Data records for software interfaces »
┄┄┄┄┄┄┄┄┄┄┄┄┄┄┄┄┄┄┄┄

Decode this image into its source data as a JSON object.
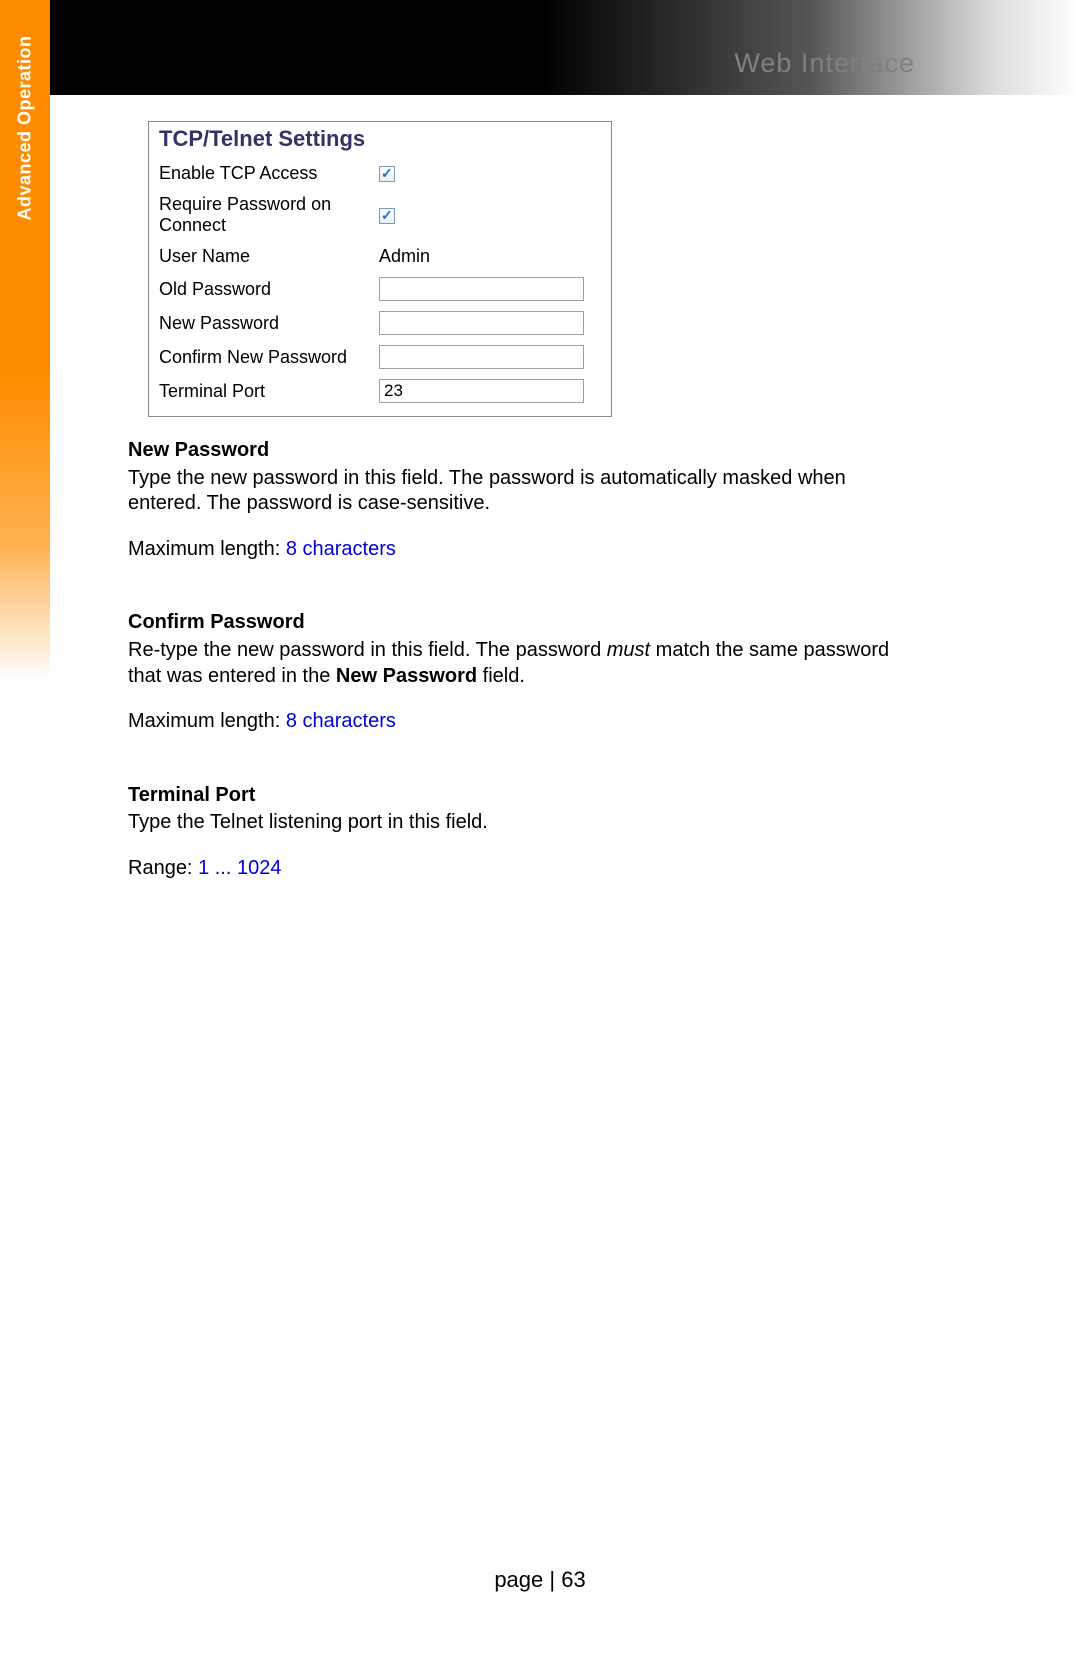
{
  "header": {
    "title": "Web Interface"
  },
  "sidebar": {
    "label": "Advanced Operation"
  },
  "settings_panel": {
    "title": "TCP/Telnet Settings",
    "rows": {
      "enable_tcp_label": "Enable TCP Access",
      "require_pw_label": "Require Password on Connect",
      "user_name_label": "User Name",
      "user_name_value": "Admin",
      "old_pw_label": "Old Password",
      "old_pw_value": "",
      "new_pw_label": "New Password",
      "new_pw_value": "",
      "confirm_pw_label": "Confirm New Password",
      "confirm_pw_value": "",
      "terminal_port_label": "Terminal Port",
      "terminal_port_value": "23"
    }
  },
  "doc": {
    "new_password": {
      "heading": "New Password",
      "body": "Type the new password in this field.  The password is automatically masked when entered.  The password is case-sensitive.",
      "max_label": "Maximum length:  ",
      "max_value": "8 characters"
    },
    "confirm_password": {
      "heading": "Confirm Password",
      "body_pre": "Re-type the new password in this field.  The password ",
      "body_em": "must",
      "body_mid": " match the same password that was entered in the ",
      "body_bold": "New Password",
      "body_post": " field.",
      "max_label": "Maximum length:  ",
      "max_value": "8 characters"
    },
    "terminal_port": {
      "heading": "Terminal Port",
      "body": "Type the Telnet listening port in this field.",
      "range_label": "Range:  ",
      "range_value": "1 ... 1024"
    }
  },
  "footer": {
    "page_label": "page | ",
    "page_number": "63"
  }
}
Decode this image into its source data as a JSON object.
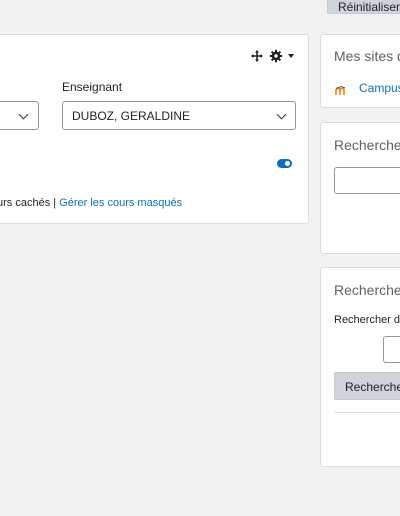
{
  "top": {
    "reset_label": "Réinitialiser"
  },
  "course_block": {
    "teacher_label": "Enseignant",
    "teacher_selected": "DUBOZ, GERALDINE",
    "hidden_courses_text": "urs cachés",
    "separator": "|",
    "manage_hidden_link": "Gérer les cours masqués",
    "toggle_on": true,
    "accent": "#0f6cbf"
  },
  "my_sites_block": {
    "title": "Mes sites d",
    "campus_link": "Campus"
  },
  "search_block": {
    "title": "Recherche"
  },
  "search_course_block": {
    "title": "Rechercher",
    "label": "Rechercher d",
    "button_label": "Rechercher"
  }
}
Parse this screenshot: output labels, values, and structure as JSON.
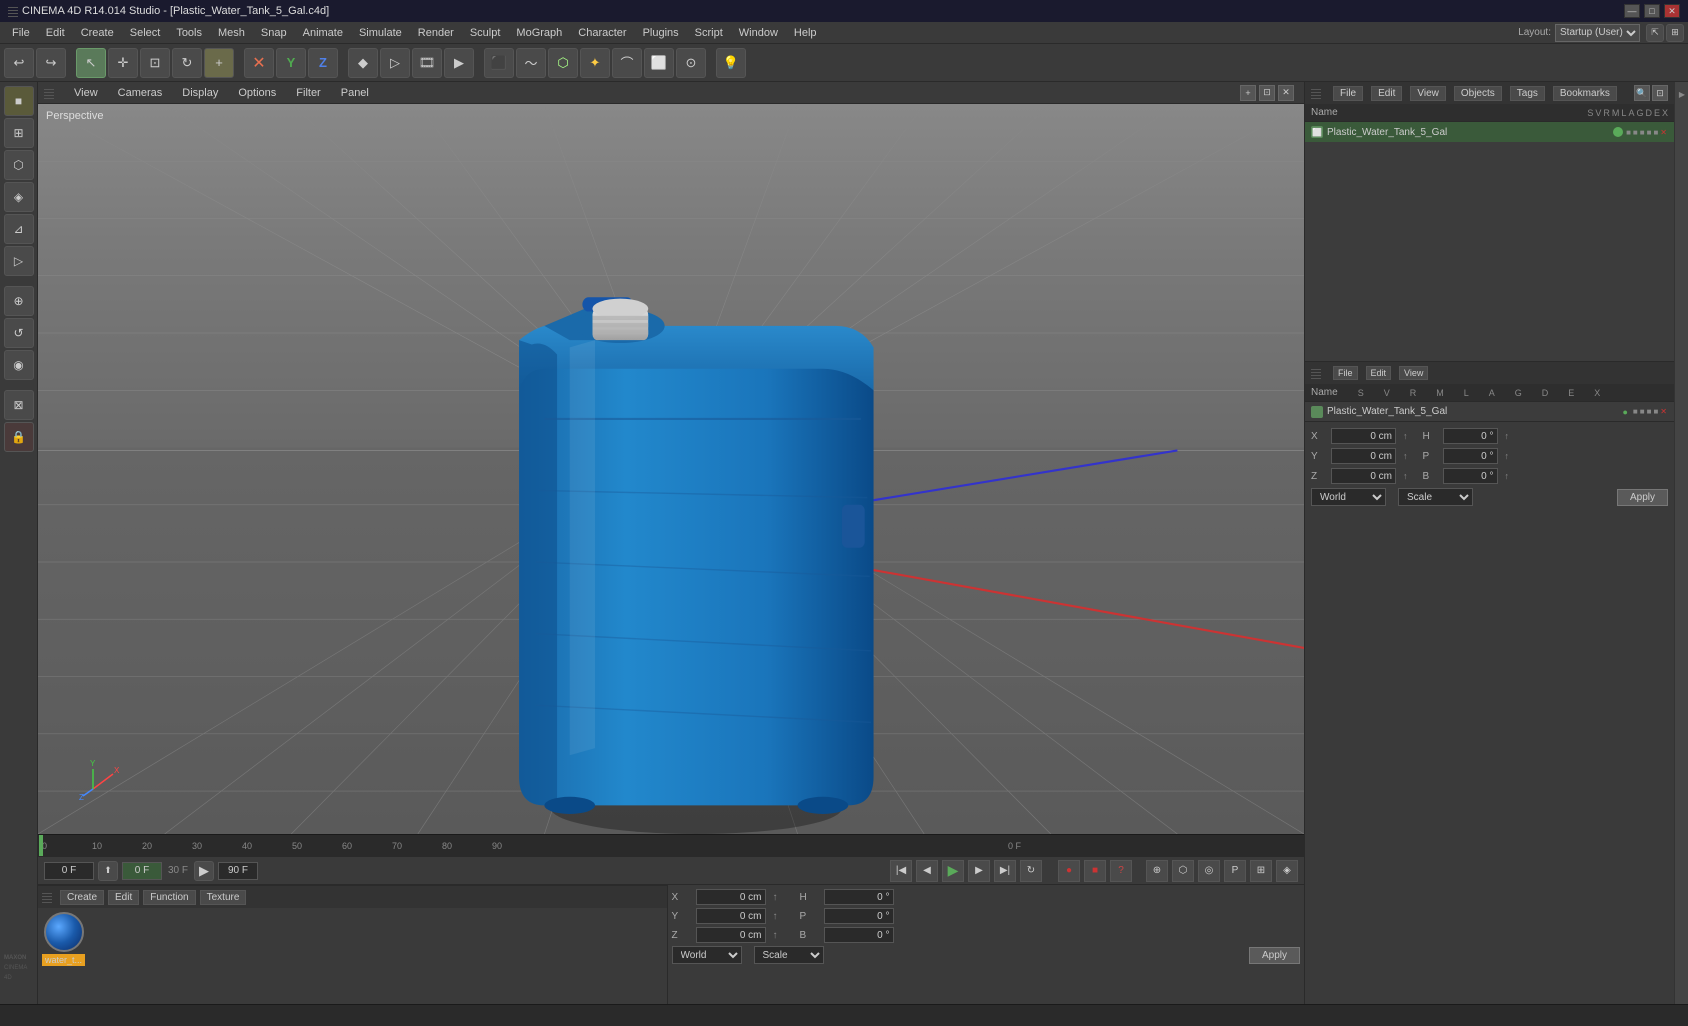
{
  "titlebar": {
    "title": "CINEMA 4D R14.014 Studio - [Plastic_Water_Tank_5_Gal.c4d]",
    "min_label": "—",
    "max_label": "□",
    "close_label": "✕"
  },
  "menubar": {
    "items": [
      "File",
      "Edit",
      "Create",
      "Select",
      "Tools",
      "Mesh",
      "Snap",
      "Animate",
      "Simulate",
      "Render",
      "Sculpt",
      "MoGraph",
      "Character",
      "Plugins",
      "Script",
      "Window",
      "Help"
    ]
  },
  "layout": {
    "label": "Layout:",
    "value": "Startup (User)"
  },
  "viewport": {
    "perspective_label": "Perspective",
    "menus": [
      "View",
      "Cameras",
      "Display",
      "Options",
      "Filter",
      "Panel"
    ]
  },
  "object_manager": {
    "title_menus": [
      "File",
      "Edit",
      "View",
      "Objects",
      "Tags",
      "Bookmarks"
    ],
    "toolbar_menus": [
      "File",
      "Edit",
      "View"
    ],
    "header": {
      "name_col": "Name",
      "flags": [
        "S",
        "V",
        "R",
        "M",
        "L",
        "A",
        "G",
        "D",
        "E",
        "X"
      ]
    },
    "objects": [
      {
        "name": "Plastic_Water_Tank_5_Gal",
        "icon": "mesh",
        "dot_color": "#5aaa5a"
      }
    ]
  },
  "attribute_manager": {
    "title_menus": [
      "File",
      "Edit",
      "View"
    ],
    "toolbar_menus": [
      "File",
      "Edit",
      "View"
    ],
    "header": {
      "name_col": "Name",
      "flags": [
        "S",
        "V",
        "R",
        "M",
        "L",
        "A",
        "G",
        "D",
        "E",
        "X"
      ]
    },
    "selected_object": "Plastic_Water_Tank_5_Gal",
    "coordinates": {
      "x_pos": "0 cm",
      "y_pos": "0 cm",
      "z_pos": "0 cm",
      "x_rot": "0 °",
      "y_rot": "0 °",
      "z_rot": "0 °",
      "h_val": "0 °",
      "p_val": "0 °",
      "b_val": "0 °"
    },
    "coord_fields": [
      {
        "label": "X",
        "pos_val": "0 cm",
        "suffix": "H",
        "rot_val": "0 °"
      },
      {
        "label": "Y",
        "pos_val": "0 cm",
        "suffix": "P",
        "rot_val": "0 °"
      },
      {
        "label": "Z",
        "pos_val": "0 cm",
        "suffix": "B",
        "rot_val": "0 °"
      }
    ],
    "dropdown1": "World",
    "dropdown2": "Scale",
    "apply_button": "Apply"
  },
  "material_area": {
    "toolbar_menus": [
      "Create",
      "Edit",
      "Function",
      "Texture"
    ],
    "materials": [
      {
        "name": "water_t...",
        "sphere_color": "#1a5aaa"
      }
    ]
  },
  "timeline": {
    "current_frame": "0",
    "frame_label": "0 F",
    "fps_label": "30 F",
    "end_frame": "90 F",
    "start_label": "0 F",
    "end_label": "0 F",
    "markers": [
      0,
      10,
      20,
      30,
      40,
      50,
      60,
      70,
      80,
      90
    ]
  },
  "icons": {
    "undo": "↩",
    "redo": "↪",
    "select": "↖",
    "move": "✛",
    "scale": "⊡",
    "rotate": "↻",
    "plus": "+",
    "circle": "○",
    "cross": "✕",
    "y_axis": "Y",
    "z_axis": "Z",
    "keyframe": "◆",
    "render": "▷",
    "camera": "📷",
    "play": "▶",
    "stop": "■",
    "rewind": "◀◀",
    "forward": "▶▶",
    "end": "▶|",
    "record": "●"
  },
  "statusbar": {
    "text": ""
  }
}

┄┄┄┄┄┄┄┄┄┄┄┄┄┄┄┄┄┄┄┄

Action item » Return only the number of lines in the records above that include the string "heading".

Your solution » 3